Background: Living with an implantable cardioverter defibrillator (ICD) has positive health benefits but the impact on well-being and quality of life over a period of time has not been studied in depth.
Aim: To follow patients prospectively over the first year and to compare the changes from time of ICD implantation, to 6 months and 1 year.
Methods: Generalized linear models were used to assess changes through examination of health status (SF-36), psychological distress (POMS), and quality of life (QLI) scores.
Results: There were 19 females (27%) and 51 males (73%) in the sample with a mean age of 64 years. There were significant improvements over time in 3 of the 8 sub-concepts of health status: role physical (P<0.001), vitality (P<0.013) and social functioning (P<0.001). The Profile of Mood States revealed significantly less total psychological distress at 6 months with a non-significant leveling off or increase at 1 year. The quality of life index revealed no significant changes over time.

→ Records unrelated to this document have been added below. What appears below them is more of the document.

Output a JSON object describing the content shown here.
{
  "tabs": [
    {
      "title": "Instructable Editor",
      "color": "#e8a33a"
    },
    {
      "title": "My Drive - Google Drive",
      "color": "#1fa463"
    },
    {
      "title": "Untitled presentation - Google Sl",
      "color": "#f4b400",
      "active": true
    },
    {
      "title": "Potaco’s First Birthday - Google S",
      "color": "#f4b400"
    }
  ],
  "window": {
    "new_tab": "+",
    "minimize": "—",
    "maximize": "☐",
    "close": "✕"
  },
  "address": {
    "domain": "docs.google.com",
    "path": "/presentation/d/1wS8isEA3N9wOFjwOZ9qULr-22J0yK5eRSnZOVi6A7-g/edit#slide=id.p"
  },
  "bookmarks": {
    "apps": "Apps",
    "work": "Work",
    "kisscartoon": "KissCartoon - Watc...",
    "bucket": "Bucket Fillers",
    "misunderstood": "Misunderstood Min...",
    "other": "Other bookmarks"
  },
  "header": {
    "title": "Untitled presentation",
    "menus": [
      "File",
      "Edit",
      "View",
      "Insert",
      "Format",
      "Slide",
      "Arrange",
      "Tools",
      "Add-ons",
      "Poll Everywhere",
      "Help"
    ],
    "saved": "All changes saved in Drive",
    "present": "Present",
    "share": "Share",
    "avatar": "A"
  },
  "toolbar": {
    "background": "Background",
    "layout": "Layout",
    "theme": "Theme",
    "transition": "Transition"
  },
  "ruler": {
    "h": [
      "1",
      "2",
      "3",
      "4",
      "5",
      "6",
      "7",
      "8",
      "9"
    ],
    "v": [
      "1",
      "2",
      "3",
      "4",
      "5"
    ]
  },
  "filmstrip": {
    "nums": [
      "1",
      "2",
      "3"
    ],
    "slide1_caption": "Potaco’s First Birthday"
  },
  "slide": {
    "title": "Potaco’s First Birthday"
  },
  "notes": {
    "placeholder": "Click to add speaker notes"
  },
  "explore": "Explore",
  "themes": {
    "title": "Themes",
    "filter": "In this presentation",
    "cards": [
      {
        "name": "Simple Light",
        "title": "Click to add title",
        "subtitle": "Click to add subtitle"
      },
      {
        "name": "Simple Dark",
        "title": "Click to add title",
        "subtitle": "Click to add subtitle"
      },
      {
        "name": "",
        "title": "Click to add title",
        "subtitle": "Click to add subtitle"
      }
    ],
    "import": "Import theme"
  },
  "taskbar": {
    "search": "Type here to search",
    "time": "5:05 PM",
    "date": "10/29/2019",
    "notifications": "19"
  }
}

Conclusions: The effects of living with an ICD are not well understood. Research should continue to identify the impact over time in this population and sub-groups so that health care providers can address the social and psychological needs of this population.